I am privileged to help with a writing group for West Side seniors. In the beginning most were reticent to say much of anything, let alone write something. The coordinator, a friend of mine, expected them to write poetry, but that is a difficult medium for those just starting to find their voice. So we ask that they just write – prose or poetry. Usually we give a prompt or subject to write about.
“I can’t write,” one woman insisted. She never brings paper or pen, yet willingly shares her stories orally. I hope she eventually will put something on paper because these touching narratives should not be lost.
Sue Monk Kidd, author of “The Secret Life of Bees,” says, “Stories have to be told or they die, and when they die, we can’t remember who we are or why we’re here.”
Before my grandmother died, she told me about her life as a young girl back in Ireland. Today I wish I had asked her more questions, filled in more details. Now I am left with too many blank spaces and my grandmother is dead so she cannot tell me more. I can only regret seeing the empty spaces in the story of her life.
That is why I encourage the women in our group to write their stories. Their families will some day be happy to have and to read them. Before my husband died, he kept a journal. I have not yet read through it, but I think of it as his last gift to his family so we could understand what he experienced in his final illness.
Some days we group members sit and chat and do little writing or reading of what we have brought. So I have heard stories of one woman who was a “Rosie the Riveter” and about her correspondence with John C. Penney. We even saw some pamphlets the store founder sent to her. Now there is a story!
One woman who lived on a farm down South has shared colorful descriptions of the place. So colorful I can nearly smell the earthy scents and see the landscape.
She is a gentle soul and recently told us of a horrible experience she suffered as a young girl. A woman, also black, told the girl she didn’t like her because she was “too black.” Clearly the words still wound. Hopefully sharing her pain lessened it. Her tale makes us aware of how words can wound.
Writing helps us work through our disappointments and hurts. How we write about our life experiences can spread the cruelty out, thin its impact on us, help us heal. Words also connect us. Another’s struggles can help us cope with our own.

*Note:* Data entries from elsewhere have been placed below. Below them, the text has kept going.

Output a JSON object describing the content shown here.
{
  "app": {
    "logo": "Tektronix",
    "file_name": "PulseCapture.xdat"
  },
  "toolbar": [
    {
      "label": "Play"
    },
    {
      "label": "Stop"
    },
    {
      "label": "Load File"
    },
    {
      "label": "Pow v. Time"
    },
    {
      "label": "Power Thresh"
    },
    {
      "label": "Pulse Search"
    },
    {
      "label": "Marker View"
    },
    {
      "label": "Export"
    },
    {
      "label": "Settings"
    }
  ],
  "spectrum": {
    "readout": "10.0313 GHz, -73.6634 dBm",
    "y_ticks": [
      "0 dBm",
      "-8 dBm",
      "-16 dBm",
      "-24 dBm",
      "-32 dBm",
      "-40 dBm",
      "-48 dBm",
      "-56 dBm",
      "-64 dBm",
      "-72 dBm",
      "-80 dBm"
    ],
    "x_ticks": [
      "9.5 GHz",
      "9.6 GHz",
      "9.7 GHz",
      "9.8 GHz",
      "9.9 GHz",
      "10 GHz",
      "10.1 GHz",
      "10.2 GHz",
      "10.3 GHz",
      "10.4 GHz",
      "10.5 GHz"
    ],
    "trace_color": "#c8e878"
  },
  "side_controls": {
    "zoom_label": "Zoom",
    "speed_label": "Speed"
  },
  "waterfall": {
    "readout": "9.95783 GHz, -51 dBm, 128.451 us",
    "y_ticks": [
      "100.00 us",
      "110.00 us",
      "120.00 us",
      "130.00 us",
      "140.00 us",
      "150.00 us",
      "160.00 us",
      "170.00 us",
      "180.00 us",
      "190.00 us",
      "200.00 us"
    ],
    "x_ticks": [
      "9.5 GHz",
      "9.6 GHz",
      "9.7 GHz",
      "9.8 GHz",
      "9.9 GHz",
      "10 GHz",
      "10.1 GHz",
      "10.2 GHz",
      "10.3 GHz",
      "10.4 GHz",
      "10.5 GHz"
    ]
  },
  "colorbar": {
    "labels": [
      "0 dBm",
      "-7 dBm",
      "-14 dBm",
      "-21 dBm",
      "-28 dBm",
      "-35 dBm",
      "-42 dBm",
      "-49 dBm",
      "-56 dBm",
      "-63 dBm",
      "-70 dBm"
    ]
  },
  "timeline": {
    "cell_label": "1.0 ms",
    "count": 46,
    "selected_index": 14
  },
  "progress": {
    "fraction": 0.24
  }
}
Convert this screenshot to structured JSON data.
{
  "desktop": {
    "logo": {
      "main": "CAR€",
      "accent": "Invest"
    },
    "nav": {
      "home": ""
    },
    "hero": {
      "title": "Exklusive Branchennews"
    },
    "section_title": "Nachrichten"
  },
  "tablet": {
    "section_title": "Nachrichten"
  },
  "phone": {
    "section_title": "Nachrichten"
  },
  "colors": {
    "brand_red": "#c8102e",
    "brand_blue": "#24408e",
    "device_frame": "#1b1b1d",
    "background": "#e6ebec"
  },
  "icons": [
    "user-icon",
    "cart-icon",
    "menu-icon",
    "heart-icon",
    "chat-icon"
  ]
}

Willa Cather said, “Most of the basic material a writer works with is acquired before the age of 15.”
So the people in our group reach back into their past, back to their childhood, and put words to paper, words that tell who they are and how they became the storytellers they are today. They may leave their stories for their grandchildren to read someday. Or, they might simply share them with their fellow group members and have the satisfaction of having written a story that others wanted to hear.
Writing is more meaningful when it is a shared experience. And we discover how alike we are.